◆ Aim of the exercise ◆
In the entries that follow, find the word "like" and report each line it is on.

- - -

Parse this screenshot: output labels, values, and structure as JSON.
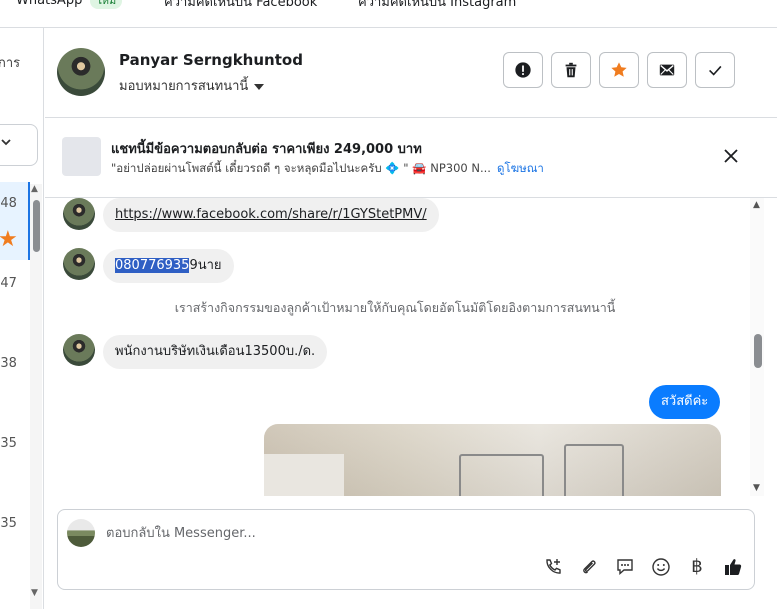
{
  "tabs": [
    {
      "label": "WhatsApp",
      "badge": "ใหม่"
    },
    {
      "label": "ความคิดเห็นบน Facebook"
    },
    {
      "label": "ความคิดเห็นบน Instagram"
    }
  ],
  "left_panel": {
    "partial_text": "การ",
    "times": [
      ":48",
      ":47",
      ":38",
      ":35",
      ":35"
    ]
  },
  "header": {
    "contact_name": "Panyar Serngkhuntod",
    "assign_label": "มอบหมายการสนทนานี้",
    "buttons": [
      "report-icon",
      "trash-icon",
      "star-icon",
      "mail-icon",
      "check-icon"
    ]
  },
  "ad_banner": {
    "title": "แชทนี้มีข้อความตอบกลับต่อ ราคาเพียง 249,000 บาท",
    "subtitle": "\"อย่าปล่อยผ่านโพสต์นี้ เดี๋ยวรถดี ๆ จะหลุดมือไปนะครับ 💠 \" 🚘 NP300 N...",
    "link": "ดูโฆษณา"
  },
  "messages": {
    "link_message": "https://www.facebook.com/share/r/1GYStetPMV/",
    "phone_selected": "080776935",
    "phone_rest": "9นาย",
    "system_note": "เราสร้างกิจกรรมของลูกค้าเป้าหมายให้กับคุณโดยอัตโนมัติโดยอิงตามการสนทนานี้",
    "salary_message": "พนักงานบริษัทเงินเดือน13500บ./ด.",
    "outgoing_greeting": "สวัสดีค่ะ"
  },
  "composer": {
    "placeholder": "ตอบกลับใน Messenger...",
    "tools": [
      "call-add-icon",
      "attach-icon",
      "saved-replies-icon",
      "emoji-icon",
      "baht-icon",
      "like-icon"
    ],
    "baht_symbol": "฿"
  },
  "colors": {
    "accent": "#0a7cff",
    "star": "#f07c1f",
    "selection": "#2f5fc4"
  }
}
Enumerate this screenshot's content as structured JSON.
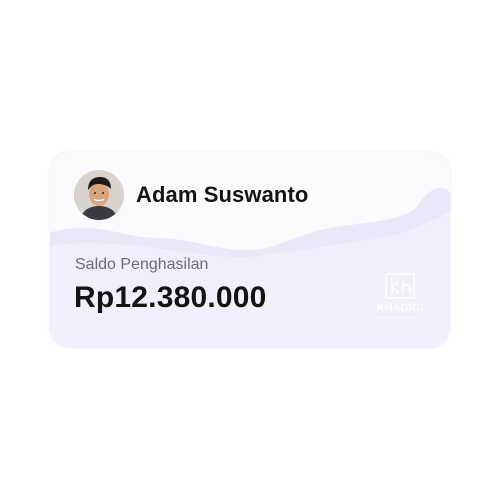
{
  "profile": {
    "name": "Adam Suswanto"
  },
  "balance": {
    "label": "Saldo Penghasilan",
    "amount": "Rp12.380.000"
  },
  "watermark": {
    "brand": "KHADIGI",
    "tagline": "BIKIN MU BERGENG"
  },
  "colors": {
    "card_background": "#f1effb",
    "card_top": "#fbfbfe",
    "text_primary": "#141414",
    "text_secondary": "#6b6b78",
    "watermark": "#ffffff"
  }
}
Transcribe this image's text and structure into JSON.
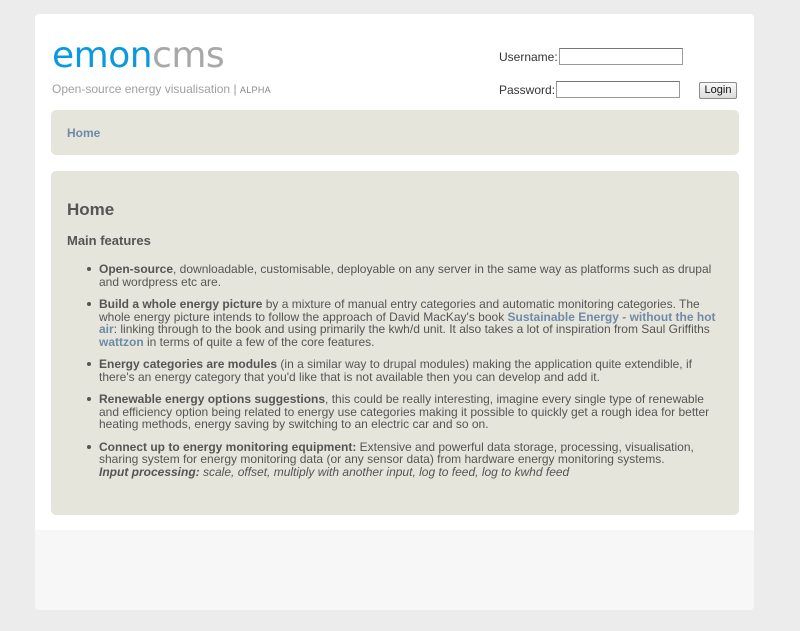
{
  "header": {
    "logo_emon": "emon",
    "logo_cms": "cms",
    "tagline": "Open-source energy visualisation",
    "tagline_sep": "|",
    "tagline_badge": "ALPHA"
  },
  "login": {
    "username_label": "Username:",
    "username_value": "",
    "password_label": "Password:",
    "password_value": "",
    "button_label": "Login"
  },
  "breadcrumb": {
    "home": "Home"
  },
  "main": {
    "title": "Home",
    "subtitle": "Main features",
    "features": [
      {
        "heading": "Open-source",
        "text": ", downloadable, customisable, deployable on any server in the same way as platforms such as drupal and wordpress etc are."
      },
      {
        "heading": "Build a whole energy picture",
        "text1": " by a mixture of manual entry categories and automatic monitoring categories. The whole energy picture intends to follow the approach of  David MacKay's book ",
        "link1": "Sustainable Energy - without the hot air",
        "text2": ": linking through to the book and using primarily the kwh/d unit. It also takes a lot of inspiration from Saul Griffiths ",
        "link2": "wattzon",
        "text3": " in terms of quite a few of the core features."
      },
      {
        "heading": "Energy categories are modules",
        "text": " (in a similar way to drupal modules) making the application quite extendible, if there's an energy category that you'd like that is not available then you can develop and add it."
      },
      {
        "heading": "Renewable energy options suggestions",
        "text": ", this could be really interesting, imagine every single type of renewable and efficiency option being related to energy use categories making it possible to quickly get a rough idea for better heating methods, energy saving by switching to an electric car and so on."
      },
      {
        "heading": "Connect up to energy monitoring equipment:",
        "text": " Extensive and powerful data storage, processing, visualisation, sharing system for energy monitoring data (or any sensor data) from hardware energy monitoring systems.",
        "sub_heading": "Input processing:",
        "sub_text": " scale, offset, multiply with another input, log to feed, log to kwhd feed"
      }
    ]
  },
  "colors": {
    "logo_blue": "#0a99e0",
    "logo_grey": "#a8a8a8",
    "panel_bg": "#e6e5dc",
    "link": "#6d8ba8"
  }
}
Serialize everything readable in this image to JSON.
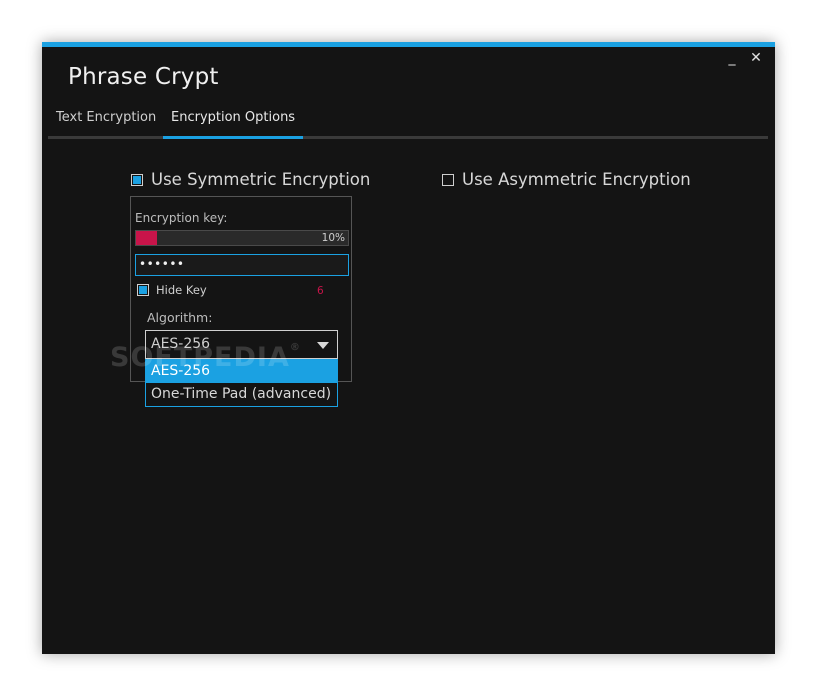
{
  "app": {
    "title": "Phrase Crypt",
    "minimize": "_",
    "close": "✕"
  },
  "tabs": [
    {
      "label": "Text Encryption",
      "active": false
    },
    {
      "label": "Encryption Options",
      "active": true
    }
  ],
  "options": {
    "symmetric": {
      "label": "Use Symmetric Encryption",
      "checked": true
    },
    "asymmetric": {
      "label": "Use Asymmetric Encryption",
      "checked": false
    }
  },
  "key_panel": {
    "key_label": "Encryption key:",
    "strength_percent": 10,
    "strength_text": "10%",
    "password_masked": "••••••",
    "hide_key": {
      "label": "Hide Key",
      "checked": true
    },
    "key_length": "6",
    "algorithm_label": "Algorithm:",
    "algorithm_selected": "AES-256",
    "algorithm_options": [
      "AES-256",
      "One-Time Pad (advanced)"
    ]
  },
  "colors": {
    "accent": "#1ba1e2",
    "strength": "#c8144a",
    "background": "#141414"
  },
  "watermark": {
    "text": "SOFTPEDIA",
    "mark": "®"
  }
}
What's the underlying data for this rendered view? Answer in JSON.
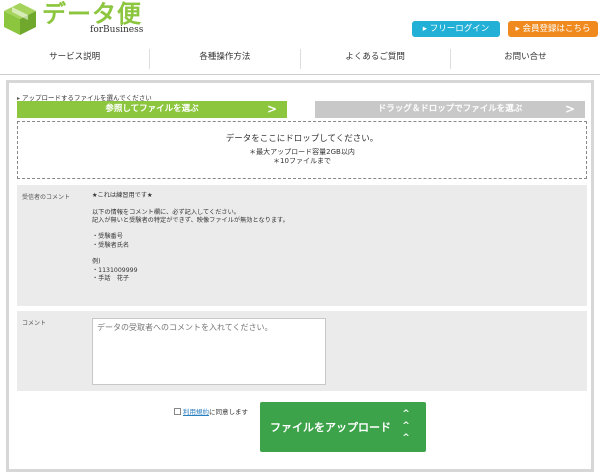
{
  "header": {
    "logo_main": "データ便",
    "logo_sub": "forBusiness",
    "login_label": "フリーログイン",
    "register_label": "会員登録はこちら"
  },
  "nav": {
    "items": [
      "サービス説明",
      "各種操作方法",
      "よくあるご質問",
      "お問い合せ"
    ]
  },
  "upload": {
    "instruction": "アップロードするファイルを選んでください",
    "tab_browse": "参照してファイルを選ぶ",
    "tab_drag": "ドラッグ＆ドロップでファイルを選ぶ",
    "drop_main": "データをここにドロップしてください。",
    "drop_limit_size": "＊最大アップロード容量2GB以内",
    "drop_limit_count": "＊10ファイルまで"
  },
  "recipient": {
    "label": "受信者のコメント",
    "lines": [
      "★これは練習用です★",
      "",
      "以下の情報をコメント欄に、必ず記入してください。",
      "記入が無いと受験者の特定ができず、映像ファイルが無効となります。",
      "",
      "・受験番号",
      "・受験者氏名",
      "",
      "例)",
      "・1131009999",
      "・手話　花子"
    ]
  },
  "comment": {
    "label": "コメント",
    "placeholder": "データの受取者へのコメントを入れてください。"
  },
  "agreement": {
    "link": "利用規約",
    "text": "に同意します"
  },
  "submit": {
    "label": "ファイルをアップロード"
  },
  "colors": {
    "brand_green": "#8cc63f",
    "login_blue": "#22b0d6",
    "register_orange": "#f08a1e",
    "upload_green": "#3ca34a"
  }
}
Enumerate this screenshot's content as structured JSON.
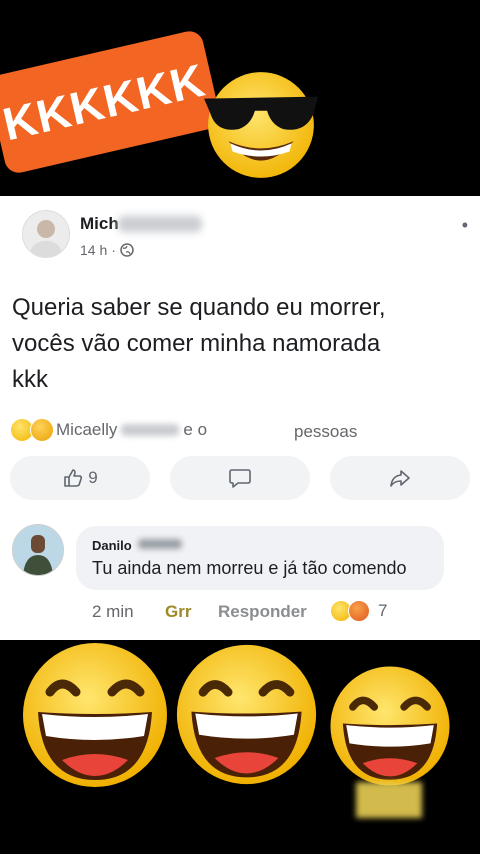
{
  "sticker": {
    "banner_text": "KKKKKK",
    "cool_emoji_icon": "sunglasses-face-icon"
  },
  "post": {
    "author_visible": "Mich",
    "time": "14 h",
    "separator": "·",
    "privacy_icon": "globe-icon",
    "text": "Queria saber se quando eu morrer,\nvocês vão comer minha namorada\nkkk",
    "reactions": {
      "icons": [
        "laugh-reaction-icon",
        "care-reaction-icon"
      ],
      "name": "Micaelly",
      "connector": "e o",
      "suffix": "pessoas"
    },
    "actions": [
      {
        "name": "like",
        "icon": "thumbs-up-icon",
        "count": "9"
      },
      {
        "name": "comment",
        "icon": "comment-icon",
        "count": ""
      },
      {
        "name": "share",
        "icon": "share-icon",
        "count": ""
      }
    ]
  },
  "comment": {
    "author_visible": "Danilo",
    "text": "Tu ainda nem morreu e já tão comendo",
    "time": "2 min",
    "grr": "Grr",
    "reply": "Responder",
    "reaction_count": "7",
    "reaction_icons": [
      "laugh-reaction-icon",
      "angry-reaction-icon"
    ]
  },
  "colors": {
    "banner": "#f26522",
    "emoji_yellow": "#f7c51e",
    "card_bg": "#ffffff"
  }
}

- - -

◆ Final answer ◆
      "like-icon"
        "text": " (in a similar way to drupal modules) making the application quite extendible, if there's an energy category that you'd like that is not available then you can develop and add it."
        "name": "like",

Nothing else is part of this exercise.